**What to work on**
In the entries below, identify every line with the string "price" and copy it.

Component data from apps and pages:
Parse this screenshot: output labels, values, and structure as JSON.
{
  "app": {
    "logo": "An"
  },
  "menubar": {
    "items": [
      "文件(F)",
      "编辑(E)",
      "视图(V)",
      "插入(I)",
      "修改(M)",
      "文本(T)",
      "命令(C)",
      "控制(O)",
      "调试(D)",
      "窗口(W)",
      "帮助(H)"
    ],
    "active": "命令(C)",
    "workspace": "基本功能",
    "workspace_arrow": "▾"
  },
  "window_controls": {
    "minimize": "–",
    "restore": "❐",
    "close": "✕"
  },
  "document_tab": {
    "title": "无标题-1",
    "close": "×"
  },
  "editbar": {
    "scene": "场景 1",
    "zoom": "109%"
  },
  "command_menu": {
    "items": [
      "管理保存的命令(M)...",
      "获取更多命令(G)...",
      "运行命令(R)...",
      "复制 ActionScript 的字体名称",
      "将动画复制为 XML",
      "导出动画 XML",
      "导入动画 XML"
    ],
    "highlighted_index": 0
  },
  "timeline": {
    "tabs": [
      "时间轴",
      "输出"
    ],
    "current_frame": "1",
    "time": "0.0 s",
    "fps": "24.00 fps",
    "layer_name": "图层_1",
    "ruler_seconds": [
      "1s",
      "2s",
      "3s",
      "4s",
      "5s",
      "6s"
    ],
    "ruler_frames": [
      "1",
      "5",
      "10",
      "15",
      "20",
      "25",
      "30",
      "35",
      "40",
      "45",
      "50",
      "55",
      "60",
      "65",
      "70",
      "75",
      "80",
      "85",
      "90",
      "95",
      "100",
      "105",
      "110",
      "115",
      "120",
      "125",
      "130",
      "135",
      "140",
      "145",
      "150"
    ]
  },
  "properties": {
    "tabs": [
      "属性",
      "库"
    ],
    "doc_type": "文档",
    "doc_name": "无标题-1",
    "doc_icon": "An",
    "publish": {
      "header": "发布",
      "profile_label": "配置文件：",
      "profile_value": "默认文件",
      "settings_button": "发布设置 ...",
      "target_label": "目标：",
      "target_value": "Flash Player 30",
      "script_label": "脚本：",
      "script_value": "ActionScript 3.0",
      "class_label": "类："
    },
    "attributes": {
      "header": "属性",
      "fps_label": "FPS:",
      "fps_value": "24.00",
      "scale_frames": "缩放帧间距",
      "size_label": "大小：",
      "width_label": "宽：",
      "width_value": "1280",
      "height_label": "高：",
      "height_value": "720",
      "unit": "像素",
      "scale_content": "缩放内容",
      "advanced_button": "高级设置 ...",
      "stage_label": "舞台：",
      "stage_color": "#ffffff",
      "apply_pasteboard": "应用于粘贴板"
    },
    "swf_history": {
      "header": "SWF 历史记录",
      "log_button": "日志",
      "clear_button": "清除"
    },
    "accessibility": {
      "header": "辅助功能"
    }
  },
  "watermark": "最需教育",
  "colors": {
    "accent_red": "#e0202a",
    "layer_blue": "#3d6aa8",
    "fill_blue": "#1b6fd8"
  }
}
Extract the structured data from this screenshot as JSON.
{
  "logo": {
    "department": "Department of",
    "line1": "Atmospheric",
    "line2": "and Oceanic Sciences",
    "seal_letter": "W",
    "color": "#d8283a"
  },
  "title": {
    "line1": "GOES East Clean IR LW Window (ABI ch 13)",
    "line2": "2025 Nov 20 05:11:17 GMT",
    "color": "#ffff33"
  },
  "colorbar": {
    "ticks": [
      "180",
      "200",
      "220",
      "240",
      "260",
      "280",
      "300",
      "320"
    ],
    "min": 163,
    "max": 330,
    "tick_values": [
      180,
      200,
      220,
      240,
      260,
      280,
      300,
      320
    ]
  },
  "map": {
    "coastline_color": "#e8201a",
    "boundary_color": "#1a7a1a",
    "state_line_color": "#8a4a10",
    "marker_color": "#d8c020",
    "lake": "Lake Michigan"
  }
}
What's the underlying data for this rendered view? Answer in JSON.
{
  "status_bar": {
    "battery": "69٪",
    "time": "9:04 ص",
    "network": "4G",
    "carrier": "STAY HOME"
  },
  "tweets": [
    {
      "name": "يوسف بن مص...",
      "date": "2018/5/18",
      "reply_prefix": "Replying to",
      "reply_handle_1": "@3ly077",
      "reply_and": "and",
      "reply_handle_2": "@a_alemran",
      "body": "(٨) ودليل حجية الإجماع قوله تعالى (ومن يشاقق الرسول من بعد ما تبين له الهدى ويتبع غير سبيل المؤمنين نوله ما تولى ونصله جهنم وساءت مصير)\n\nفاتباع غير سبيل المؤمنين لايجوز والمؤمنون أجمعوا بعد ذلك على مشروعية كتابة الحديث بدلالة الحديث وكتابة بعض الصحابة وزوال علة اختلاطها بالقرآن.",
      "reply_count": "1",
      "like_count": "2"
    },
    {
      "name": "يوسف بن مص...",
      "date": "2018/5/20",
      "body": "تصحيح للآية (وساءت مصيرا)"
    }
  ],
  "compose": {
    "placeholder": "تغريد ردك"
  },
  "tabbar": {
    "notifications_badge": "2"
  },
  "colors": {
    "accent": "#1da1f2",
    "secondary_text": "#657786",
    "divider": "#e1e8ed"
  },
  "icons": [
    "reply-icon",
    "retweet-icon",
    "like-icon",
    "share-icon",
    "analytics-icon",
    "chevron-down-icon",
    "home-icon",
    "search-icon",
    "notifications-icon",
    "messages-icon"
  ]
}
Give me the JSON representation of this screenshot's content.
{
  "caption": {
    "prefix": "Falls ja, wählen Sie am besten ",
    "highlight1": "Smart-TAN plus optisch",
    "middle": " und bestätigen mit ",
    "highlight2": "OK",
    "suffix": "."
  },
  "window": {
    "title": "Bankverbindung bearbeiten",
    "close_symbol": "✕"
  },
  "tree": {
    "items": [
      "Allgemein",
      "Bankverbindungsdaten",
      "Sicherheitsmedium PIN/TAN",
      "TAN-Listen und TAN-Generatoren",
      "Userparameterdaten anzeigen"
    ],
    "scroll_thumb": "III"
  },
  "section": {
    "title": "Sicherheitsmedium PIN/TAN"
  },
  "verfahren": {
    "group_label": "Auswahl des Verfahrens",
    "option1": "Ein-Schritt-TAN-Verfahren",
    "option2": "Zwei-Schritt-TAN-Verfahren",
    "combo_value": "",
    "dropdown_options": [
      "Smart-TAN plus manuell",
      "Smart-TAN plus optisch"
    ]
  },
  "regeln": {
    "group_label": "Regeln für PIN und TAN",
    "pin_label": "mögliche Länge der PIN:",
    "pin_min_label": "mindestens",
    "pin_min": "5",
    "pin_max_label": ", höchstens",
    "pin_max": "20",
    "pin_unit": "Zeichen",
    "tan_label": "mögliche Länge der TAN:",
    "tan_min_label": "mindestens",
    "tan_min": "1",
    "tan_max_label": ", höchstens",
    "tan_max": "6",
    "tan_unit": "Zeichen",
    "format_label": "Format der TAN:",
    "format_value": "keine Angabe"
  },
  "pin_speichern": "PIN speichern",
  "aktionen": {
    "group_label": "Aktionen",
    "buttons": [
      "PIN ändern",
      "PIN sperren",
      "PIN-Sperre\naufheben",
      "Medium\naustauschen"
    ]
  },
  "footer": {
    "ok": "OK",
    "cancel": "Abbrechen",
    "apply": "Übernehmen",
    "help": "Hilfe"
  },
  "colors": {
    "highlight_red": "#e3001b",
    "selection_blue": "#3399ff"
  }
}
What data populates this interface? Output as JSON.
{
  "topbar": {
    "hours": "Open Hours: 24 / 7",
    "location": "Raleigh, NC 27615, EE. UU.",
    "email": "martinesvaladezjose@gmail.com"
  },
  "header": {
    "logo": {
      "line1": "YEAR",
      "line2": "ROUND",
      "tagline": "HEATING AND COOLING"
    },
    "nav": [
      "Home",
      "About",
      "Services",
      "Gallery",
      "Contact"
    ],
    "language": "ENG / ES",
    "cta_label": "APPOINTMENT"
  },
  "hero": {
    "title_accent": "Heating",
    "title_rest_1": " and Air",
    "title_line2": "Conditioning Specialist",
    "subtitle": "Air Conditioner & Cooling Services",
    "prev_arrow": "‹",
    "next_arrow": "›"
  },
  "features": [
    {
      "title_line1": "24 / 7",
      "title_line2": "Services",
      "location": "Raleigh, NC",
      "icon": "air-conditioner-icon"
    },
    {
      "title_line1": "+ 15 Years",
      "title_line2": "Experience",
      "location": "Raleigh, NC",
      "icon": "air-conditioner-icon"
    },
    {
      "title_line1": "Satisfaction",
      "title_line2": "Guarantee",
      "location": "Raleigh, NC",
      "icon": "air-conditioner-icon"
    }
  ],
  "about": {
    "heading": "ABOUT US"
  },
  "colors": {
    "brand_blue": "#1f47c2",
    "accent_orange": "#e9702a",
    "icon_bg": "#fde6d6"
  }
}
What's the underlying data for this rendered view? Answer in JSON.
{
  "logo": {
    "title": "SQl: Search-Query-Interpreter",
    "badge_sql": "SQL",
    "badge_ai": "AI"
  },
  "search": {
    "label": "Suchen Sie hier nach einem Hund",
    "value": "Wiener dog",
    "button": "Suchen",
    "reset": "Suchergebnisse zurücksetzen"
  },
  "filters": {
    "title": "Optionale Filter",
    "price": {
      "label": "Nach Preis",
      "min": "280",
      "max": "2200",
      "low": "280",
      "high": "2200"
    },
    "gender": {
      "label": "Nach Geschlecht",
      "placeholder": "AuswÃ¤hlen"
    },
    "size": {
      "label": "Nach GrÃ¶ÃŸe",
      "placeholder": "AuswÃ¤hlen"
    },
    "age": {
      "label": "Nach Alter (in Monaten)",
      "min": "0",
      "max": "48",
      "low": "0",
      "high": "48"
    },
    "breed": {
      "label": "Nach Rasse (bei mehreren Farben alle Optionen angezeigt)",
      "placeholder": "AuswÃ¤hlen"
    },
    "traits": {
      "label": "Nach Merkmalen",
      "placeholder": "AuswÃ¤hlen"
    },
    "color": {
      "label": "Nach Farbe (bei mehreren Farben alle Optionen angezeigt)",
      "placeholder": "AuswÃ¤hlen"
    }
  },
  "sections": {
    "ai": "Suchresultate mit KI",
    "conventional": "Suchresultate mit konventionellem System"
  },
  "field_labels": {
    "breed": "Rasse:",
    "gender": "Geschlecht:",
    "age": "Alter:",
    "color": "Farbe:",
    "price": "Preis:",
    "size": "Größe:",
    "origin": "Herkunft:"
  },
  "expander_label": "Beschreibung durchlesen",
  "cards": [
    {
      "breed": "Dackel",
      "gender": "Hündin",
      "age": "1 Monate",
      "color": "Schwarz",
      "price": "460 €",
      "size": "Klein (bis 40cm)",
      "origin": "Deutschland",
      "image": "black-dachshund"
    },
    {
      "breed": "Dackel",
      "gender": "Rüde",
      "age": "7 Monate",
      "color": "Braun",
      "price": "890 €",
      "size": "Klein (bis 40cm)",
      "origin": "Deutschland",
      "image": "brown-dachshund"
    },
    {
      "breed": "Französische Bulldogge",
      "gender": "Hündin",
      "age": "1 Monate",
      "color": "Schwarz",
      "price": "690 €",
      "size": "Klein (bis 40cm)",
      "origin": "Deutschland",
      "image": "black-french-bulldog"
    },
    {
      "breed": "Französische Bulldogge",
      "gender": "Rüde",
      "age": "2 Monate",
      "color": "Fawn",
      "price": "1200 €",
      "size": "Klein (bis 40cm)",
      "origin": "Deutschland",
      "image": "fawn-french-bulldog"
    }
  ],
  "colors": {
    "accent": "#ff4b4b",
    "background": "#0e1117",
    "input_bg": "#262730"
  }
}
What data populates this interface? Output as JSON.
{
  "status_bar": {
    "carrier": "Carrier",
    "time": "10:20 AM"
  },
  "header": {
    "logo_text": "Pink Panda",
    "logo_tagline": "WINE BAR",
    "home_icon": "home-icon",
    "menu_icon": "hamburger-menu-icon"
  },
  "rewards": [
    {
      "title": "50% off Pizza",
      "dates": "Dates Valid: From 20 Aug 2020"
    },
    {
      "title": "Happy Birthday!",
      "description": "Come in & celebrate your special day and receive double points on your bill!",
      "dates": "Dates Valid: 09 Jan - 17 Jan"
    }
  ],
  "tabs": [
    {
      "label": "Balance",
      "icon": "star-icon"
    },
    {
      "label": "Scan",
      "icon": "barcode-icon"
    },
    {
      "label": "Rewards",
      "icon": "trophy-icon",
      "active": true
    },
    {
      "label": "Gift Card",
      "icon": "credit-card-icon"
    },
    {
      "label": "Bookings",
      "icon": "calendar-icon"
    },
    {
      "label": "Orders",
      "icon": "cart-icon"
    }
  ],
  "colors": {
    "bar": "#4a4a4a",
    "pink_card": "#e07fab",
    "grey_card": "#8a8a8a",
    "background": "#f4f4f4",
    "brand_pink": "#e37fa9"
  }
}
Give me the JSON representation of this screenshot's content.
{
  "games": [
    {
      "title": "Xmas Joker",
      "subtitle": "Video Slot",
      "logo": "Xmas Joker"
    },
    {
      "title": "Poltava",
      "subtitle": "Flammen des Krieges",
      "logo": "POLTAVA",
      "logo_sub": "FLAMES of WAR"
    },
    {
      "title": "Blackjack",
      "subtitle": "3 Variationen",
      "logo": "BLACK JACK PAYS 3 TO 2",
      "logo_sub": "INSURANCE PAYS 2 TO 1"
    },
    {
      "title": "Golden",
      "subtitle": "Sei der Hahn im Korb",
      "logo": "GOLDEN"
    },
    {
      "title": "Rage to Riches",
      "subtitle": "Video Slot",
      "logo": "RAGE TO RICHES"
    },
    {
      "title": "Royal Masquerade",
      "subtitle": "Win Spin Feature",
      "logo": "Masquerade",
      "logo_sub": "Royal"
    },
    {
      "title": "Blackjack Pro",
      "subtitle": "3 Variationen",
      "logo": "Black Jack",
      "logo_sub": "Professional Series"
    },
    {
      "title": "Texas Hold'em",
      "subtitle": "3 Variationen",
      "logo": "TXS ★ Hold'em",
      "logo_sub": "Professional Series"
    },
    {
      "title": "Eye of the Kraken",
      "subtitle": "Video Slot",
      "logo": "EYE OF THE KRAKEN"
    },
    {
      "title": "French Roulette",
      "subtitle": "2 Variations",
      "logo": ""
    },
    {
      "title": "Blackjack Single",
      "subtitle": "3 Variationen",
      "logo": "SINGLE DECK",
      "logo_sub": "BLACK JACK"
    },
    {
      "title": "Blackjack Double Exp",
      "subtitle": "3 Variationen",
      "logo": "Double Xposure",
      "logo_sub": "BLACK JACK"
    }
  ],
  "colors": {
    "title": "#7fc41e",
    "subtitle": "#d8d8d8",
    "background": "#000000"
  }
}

**Written reply**
    "price": {
    "price": "Preis:",
      "price": "460 €",
      "price": "890 €",
      "price": "690 €",
      "price": "1200 €",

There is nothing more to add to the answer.